Sawyer Pens PI Barney Moon Thriller

Pam Linn

In his third novel, “Cross Purposes,” author and Malibu resident Thomas B. Sawyer introduces the reader to an entirely new character, the New York private investigator Barney Moon. Cracking wise is his modus operandi and sharing the New Yorker’s disdain for all things Hollywood give Moon plenty to grouse about as he searches for the perpetrator of an arson fraud. 

What starts out to be a quick hunt for the alleged arsonist’s fingerprint among the ashes, saving the insurance company turns into a convoluted plot involving Russian gangsters, cops of dubious character, techies trying to unscramble cyber fraud and religious fanatics. 

Moon, like most New Yorkers, has never learned to operate an automobile. His driver is called back to NYC, creating an opening for Melodie, a teen-aged car thief, to take over Moon’s transportation. Having grown up in L.A., she knows all the things the P.I. doesn’t about the sprawling left-coast city. She’s hard to like at first, a skanky street kid of questionable character, but she grows on you. And Moon develops a sincere, if conflicted, affection for her. 

The quick fingerprint search turns into a longer attempt to unravel two murders, in at least one of which Moon is a suspect, and more. Sawyer, a veteran TV writer, plots this thriller to perfection. Years as head writer and script editor of the long-running “Murder She Wrote” TV series, starring Angela Lansbury, have prepared Sawyer to deal with plot deception in an organized and witty style. The dialogue is authentic, the characters marvelously developed and the story line engrossing. 

His first two novels, based on historic events, “The Sixteenth Man” and “No Place to Run,” read like scripts and capture readers’ attention from page one. “Cross Purposes” is more character driven and infinitely funnier although the plot unfolds more slowly, revealing its secrets like the peeling of an onion. Sawyer wrote a nonfiction book titled “Plots Unlimited” that actually shows writers how to do this. 

Don’t begin the last half dozen chapters unless you can finish them in one sitting.

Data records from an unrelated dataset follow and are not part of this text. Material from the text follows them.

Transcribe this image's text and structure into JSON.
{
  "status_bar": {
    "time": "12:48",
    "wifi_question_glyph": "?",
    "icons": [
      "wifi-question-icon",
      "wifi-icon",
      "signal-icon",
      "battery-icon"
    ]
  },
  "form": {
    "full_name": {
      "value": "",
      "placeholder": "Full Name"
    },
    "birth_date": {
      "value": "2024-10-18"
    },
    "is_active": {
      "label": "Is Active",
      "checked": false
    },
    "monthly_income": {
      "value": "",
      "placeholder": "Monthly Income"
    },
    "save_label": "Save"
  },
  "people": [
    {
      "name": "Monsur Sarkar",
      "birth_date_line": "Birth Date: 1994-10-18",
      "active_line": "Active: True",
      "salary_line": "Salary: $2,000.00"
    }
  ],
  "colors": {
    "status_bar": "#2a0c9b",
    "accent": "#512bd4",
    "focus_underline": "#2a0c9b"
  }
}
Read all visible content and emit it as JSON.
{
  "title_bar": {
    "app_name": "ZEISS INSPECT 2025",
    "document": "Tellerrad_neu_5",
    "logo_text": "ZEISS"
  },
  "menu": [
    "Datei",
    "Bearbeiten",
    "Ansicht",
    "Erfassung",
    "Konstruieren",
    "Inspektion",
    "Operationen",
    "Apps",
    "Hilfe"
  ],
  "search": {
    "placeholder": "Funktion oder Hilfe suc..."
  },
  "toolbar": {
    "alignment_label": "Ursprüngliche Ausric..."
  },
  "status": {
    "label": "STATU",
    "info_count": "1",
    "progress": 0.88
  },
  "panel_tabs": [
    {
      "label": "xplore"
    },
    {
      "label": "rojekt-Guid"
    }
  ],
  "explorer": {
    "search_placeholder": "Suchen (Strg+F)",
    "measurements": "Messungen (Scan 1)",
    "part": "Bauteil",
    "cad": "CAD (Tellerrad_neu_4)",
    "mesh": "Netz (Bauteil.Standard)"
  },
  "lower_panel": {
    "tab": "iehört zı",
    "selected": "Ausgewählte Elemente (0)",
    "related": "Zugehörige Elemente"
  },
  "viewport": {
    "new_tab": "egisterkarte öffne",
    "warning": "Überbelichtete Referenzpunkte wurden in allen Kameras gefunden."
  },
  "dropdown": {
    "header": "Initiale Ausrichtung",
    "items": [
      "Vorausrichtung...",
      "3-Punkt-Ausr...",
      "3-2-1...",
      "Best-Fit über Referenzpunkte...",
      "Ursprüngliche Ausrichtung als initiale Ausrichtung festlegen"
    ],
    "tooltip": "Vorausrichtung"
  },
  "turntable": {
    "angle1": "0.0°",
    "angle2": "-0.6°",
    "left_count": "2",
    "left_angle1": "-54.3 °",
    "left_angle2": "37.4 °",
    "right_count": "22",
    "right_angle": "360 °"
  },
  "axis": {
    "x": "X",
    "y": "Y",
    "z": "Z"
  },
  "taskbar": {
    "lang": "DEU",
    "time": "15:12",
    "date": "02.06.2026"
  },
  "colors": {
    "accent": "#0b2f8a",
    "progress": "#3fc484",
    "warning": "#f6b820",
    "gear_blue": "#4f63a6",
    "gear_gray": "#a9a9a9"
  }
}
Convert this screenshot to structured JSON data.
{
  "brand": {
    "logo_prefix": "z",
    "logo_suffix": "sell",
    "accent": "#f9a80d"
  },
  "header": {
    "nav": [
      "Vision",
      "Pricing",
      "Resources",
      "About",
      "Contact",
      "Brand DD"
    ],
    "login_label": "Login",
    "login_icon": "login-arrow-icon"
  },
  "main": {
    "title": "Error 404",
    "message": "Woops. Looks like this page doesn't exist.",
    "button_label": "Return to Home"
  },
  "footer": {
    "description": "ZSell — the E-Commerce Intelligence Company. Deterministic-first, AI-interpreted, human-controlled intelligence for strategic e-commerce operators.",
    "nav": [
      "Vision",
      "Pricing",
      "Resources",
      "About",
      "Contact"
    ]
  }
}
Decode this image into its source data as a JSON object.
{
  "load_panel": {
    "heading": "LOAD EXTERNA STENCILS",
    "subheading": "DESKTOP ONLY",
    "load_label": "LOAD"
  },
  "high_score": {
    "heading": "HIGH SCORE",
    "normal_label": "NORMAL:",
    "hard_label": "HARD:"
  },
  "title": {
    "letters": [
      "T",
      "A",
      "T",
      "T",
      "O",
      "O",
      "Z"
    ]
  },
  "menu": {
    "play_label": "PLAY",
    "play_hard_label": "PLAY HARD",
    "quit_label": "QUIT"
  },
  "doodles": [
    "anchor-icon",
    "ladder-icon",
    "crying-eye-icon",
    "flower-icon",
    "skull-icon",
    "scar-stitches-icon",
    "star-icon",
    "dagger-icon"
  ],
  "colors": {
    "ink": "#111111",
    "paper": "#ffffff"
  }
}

Sleep won’t come easy until you uncover the intricate plot twists and the miscreants who maneuver them. 

Along the way a Malibu mansion is incinerated, cars are totaled, Moon is beaten up by the Russian hit man, the rogue cop is reprimanded by his boss and a scheme by evangelical zealots is uncovered, all with Moon’s dogged investigation. 

But while Moon can’t wait to return to New York, the insurance company that employs him finds ways to extend his stay in La-La Land. Melodie is secretly delighted but doesn’t give away much. 

I couldn’t help thinking that their final scene at LAX was a set up for the next Barney Moon thriller to come from Sawyer’s pen. I can’t wait. 

“Cross Purposes” by Thomas B. Sawyer, Suspense Publishing, 228 pp, Paperback and Digital